The University of Manchester is home to several cultural and tourist destinations, including The Manchester Museum, the John Rylands Library and the Whitworth art gallery, which has recently reopened following a £19 million refurbishment.
Practical support and advice for current students and applicants is available from the Disability Advisory and Support Service. Email: dass@manchester.ac.uk
Careers
The skills you'll develop, such as written and oral communication, team-working, project management and intercultural awareness, are vital for a variety of careers. You may seek a career in school teaching, or in a related vocation such as TESOL (Teaching of English as a Second or Other Language), speech therapy, special educational needs and adult literacy. Progression to postgraduate teacher training is common and The University of Manchester's Primary and Secondary PGCEs have been rated as outstanding by Ofsted.

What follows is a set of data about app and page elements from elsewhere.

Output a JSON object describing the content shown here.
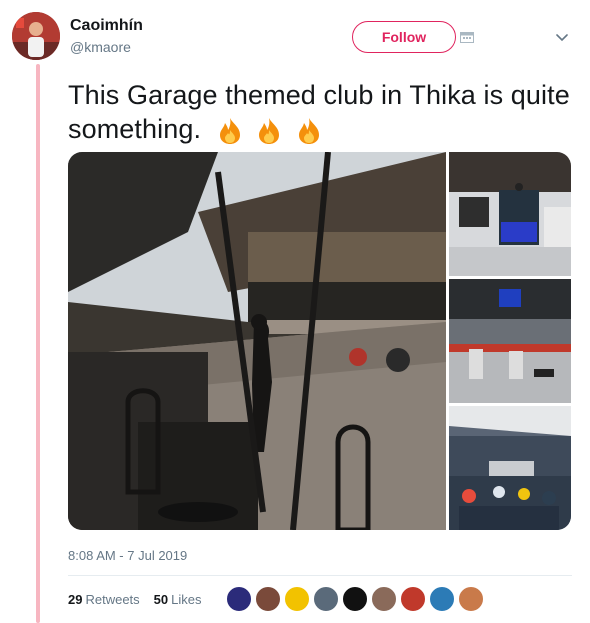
{
  "tweet": {
    "author": {
      "display_name": "Caoimhín",
      "handle": "@kmaore"
    },
    "follow_label": "Follow",
    "text": "This Garage themed club in Thika is quite something.",
    "emojis": [
      "fire",
      "fire",
      "fire"
    ],
    "timestamp": "8:08 AM - 7 Jul 2019",
    "stats": {
      "retweets_count": "29",
      "retweets_label": "Retweets",
      "likes_count": "50",
      "likes_label": "Likes"
    },
    "media_count": 4
  },
  "colors": {
    "accent": "#e0245e",
    "thread_line": "#f7b6c1",
    "secondary_text": "#657786"
  },
  "likers": [
    {
      "color": "#2b2b7a"
    },
    {
      "color": "#7a4a3a"
    },
    {
      "color": "#f2c200"
    },
    {
      "color": "#5a6a7a"
    },
    {
      "color": "#111111"
    },
    {
      "color": "#8a6a5a"
    },
    {
      "color": "#c0392b"
    },
    {
      "color": "#2c7bb6"
    },
    {
      "color": "#c97a4a"
    }
  ]
}
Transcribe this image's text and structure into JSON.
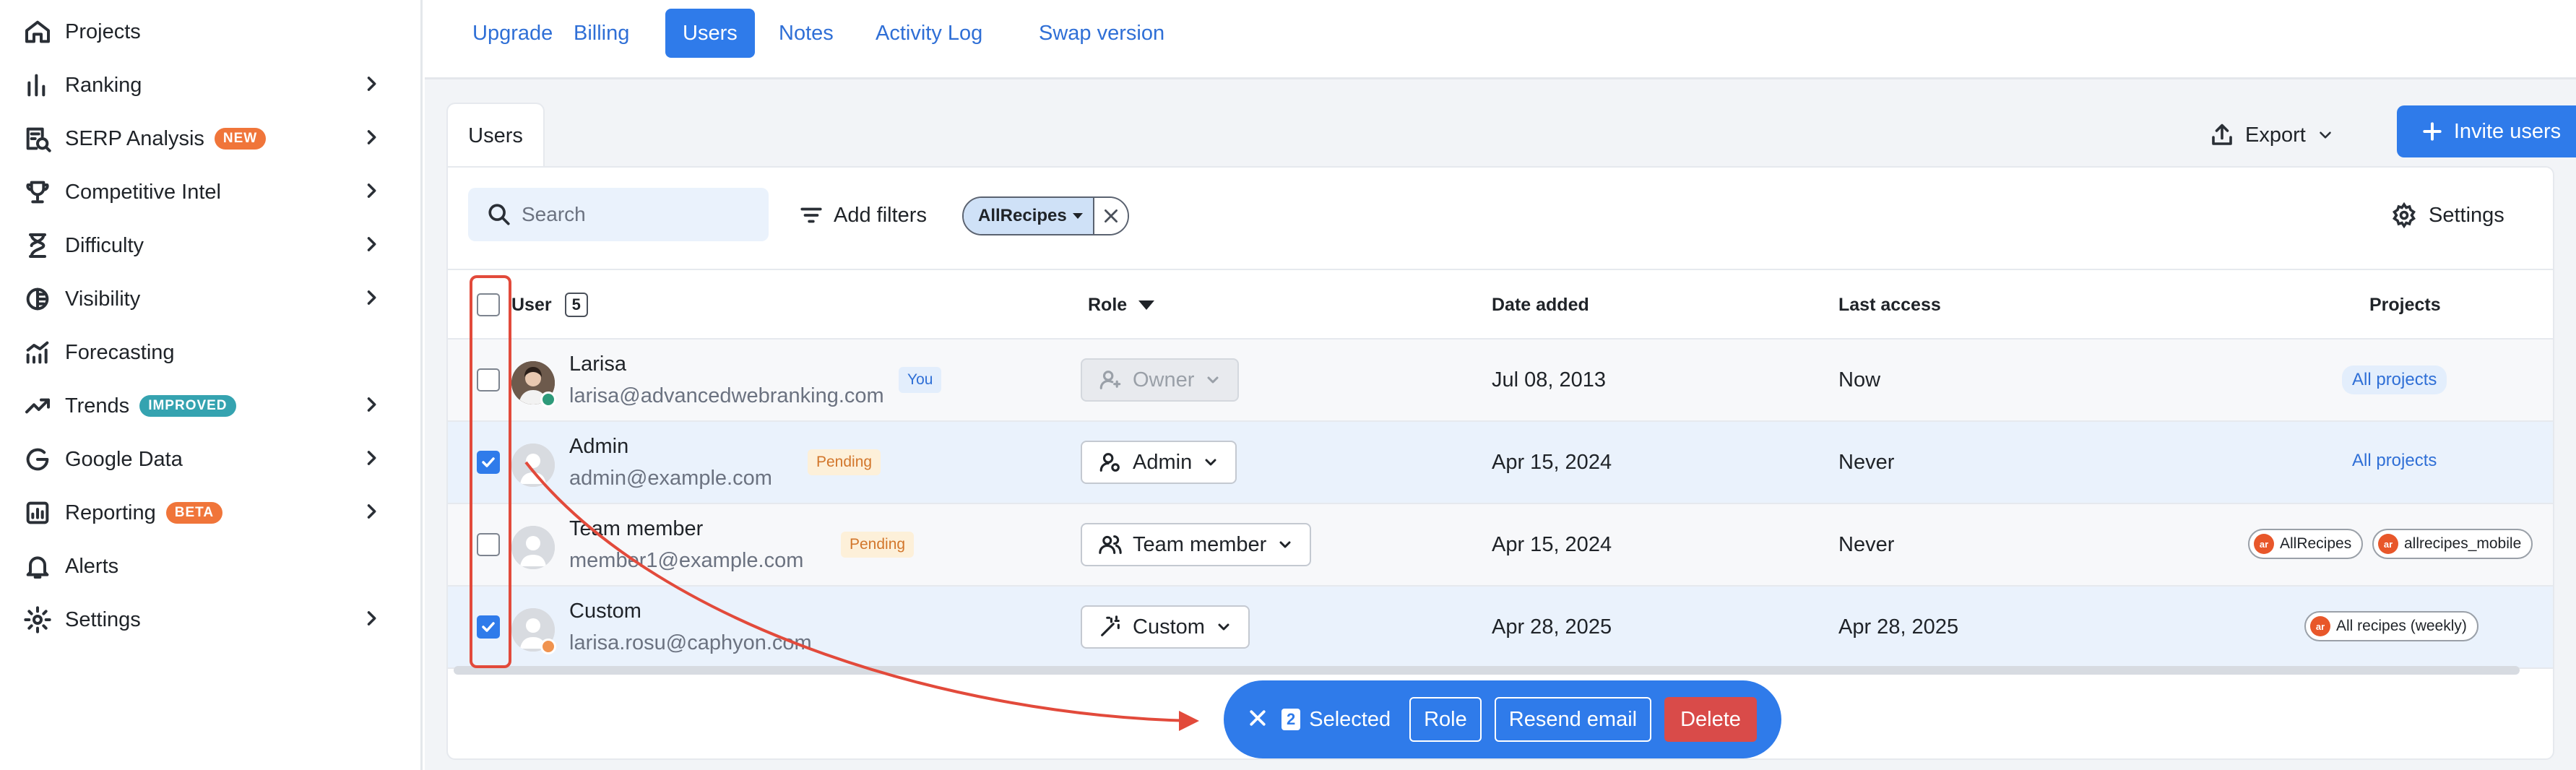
{
  "sidebar": {
    "items": [
      {
        "label": "Projects",
        "icon": "home-icon",
        "chevron": false
      },
      {
        "label": "Ranking",
        "icon": "bar-chart-icon",
        "chevron": true
      },
      {
        "label": "SERP Analysis",
        "icon": "serp-icon",
        "chevron": true,
        "tag": "NEW"
      },
      {
        "label": "Competitive Intel",
        "icon": "trophy-icon",
        "chevron": true
      },
      {
        "label": "Difficulty",
        "icon": "hourglass-icon",
        "chevron": true
      },
      {
        "label": "Visibility",
        "icon": "visibility-icon",
        "chevron": true
      },
      {
        "label": "Forecasting",
        "icon": "forecast-icon",
        "chevron": false
      },
      {
        "label": "Trends",
        "icon": "trend-icon",
        "chevron": true,
        "tag": "IMPROVED"
      },
      {
        "label": "Google Data",
        "icon": "google-icon",
        "chevron": true
      },
      {
        "label": "Reporting",
        "icon": "report-icon",
        "chevron": true,
        "tag": "BETA"
      },
      {
        "label": "Alerts",
        "icon": "bell-icon",
        "chevron": false
      },
      {
        "label": "Settings",
        "icon": "gear-icon",
        "chevron": true
      }
    ]
  },
  "topnav": {
    "tabs": [
      "Upgrade",
      "Billing",
      "Users",
      "Notes",
      "Activity Log",
      "Swap version"
    ],
    "active": "Users"
  },
  "panel": {
    "tab_label": "Users",
    "export_label": "Export",
    "invite_label": "Invite users",
    "search_placeholder": "Search",
    "add_filters_label": "Add filters",
    "filter_chip": "AllRecipes",
    "settings_label": "Settings"
  },
  "table": {
    "headers": {
      "user": "User",
      "user_count": "5",
      "role": "Role",
      "date_added": "Date added",
      "last_access": "Last access",
      "projects": "Projects"
    },
    "rows": [
      {
        "name": "Larisa",
        "email": "larisa@advancedwebranking.com",
        "badge": "You",
        "role": "Owner",
        "date_added": "Jul 08, 2013",
        "last_access": "Now",
        "projects": [
          "All projects"
        ],
        "checked": false
      },
      {
        "name": "Admin",
        "email": "admin@example.com",
        "badge": "Pending",
        "role": "Admin",
        "date_added": "Apr 15, 2024",
        "last_access": "Never",
        "projects": [
          "All projects"
        ],
        "checked": true
      },
      {
        "name": "Team member",
        "email": "member1@example.com",
        "badge": "Pending",
        "role": "Team member",
        "date_added": "Apr 15, 2024",
        "last_access": "Never",
        "projects": [
          "AllRecipes",
          "allrecipes_mobile"
        ],
        "checked": false
      },
      {
        "name": "Custom",
        "email": "larisa.rosu@caphyon.com",
        "badge": "",
        "role": "Custom",
        "date_added": "Apr 28, 2025",
        "last_access": "Apr 28, 2025",
        "projects": [
          "All recipes (weekly)"
        ],
        "checked": true
      }
    ]
  },
  "action_bar": {
    "count": "2",
    "selected_label": "Selected",
    "role_label": "Role",
    "resend_label": "Resend email",
    "delete_label": "Delete"
  },
  "colors": {
    "accent": "#2f7bea",
    "danger": "#d94b49",
    "annotation": "#e24a3b",
    "new_tag": "#f0753a",
    "improved_tag": "#35a3b0"
  }
}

Aside from graduates entering education fields, former students have entered careers in both the public and private sector: management; personnel; the media; publishing; the charity sector; journalism; interpreting; counselling; social or development work. Recent graduates have accepted posts within companies such as British Telecom, L'Oriel, the NSPCC, the BBC and Boots PLC.

You will study a Career Management unit in year two which includes guest lectures from people in a variety of occupations. Plus we hold regular `Looking Forward' days in which recent graduates return to tell current students where they are currently working and how they achieved their position. Over 90% of graduates from this course were in employment or further studies within six months of completing the course ( HESA Destination of Leavers from HE Survey, 2014).